"Tearible" Tissues

    Kids, did you ever spill something on your furniture or carpet and be surprised when it was easy to clean up without leaving a stain? Some fabrics are treated with a very thin coating that repels liquids somewhat. In this experiment you will test such a coating by studying the absorbency of tissues both with and without a water repellent substance.

    You will need a can of Scotchguard® spray, facial tissue, 2 clear plastic cups, 2 rubber bands, and water. You will also need proper ventilation because of the Scotchguard® spray fumes.

    Please note:  All chemicals and experiments can entail an element of risk, and no experiments should be performed without proper adult supervision.

    Open one tissue and drape over one of the cups. Push the center of the tissue slightly into the cup, forming a pocket. Secure it to the cup with a rubber band. Slowly pour some water into this pocket and observe what happens. Now spray a new tissue with Scotchguard®, let it dry, and repeat the experiment. What happens? Does this tissue cause different behavior?

    Why does this happen? The spray forms a coating over the surface of the tissue. The coating is so smooth that any holes present are smaller even than tiny water molecules. Therefore water is not allowed to penetrate through the tissue.
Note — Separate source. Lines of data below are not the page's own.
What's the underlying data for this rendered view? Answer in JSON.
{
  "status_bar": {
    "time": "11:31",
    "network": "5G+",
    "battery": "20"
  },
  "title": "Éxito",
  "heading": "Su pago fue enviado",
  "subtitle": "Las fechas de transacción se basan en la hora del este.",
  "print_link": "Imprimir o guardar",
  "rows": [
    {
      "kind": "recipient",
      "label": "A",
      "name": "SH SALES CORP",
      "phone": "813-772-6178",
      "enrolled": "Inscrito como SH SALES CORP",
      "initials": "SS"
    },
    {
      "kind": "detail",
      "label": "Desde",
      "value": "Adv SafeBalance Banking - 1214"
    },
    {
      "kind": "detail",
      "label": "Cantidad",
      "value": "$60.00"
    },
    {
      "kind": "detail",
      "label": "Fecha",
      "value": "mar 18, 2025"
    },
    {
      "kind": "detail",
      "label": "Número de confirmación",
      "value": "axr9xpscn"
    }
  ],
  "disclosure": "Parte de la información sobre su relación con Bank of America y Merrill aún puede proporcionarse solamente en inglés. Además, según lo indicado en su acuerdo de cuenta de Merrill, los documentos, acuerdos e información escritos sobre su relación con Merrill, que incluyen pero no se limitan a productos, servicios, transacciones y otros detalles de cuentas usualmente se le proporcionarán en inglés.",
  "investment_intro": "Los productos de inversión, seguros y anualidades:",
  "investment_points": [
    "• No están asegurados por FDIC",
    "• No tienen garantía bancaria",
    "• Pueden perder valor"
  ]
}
You can try this same test on different materials, such as pieces of scrap fabric.


    Kathleen Carrado Gregar, PhD, Argonne National Labs 
    [email protected]
    May 1995


    Reference: Phil Parratore inWacky Science: A Cookbook for Elementary Teachers, Kendall/Hunt Publishing Co. (Dubuque, Iowa), 1994, page 112.